So I reach the end of the first week in an upbeat state of mind, pleased by the first small achievements and the positivity of people.  I’m tempted to say it won’t last, but that isn’t strictly true.  The upbeat, positive side will come in fits and starts, and will be mirrored by times of absolute desperation and seething frustration.  I know.  I’m close to old trout status and I’ve been around several blocks, and have been round this one before.  It requires a mixture of vision, clarity, passion, flexibility, adaptability, staying power and true, true grit, and sometimes it all gets just too much.
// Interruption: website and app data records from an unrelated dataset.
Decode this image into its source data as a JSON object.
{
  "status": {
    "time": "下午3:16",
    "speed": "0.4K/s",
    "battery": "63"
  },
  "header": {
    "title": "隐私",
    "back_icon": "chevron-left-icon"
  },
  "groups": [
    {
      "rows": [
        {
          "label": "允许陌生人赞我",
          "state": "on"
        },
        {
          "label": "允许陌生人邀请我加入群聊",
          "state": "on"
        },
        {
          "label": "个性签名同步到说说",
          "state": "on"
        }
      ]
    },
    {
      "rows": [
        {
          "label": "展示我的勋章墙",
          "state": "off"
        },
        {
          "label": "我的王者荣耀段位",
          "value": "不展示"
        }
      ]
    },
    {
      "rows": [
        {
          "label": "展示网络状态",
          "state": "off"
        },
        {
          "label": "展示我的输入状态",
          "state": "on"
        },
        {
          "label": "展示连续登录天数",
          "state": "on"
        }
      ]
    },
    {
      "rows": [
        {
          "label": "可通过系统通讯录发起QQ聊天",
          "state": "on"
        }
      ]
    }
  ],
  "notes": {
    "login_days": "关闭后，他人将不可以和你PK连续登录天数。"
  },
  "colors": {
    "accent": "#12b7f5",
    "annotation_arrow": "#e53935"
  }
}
So I am quietly savouring this small moment, including writing this blog, which will form a narrative that I hope is worth sharing.

Ready, steady, grow!

This is my story of the development of a new community agriculture resource close to Junction 9 of the M6, in Wednesbury, one of the six towns of Sandwell.  It’s a personal blog – a record – of the insights, questions, frustrations and triumphs of putting together a successful urban agriculture programme,  What is posted here does not necessarily represent the views if my employers or other members of our 11 strong team.  Only one has been on this journey with me before – the others don’t know what they are in for but they are willing and able

I am a lifelong farmer and grower, starting as a kid in my Mum’s garden ( once we had one), progressing to a first ramshackle site in Devon, to a 30 acre organic farm and market garden, then into urban agriculture.  Most of my work has been in Sandwell, West Midlands, UK, although I’ve also travelled a lot and seen many other wonderful examples of people just getting on with it, and finding ways to grow food, flowers and lovely things in all sorts of spaces.

Officially, the new initiative starts January 9th, the day of my return to work in 2012, but the story starts many years before, spotting the site and then working to bring a project forward and to get funding for it.  We finally got enough money (about £230,000) at the very end of 2011, for two years of painstaking regeneration of the 1.2 hectares of land, and the gradual ‘build of the infrastructure, together with a staged process of engagement with local people and organisations.

This is my way of keeping a record and sharing the story.  There will be tears, colourful language, desperation, mud, bullozers and holes in the ground, regulations, regulations, regulations; and delights and happy smiles as a once eyesore derelict piece of land, is transformed into a health promoting community resource.

ladybirdathome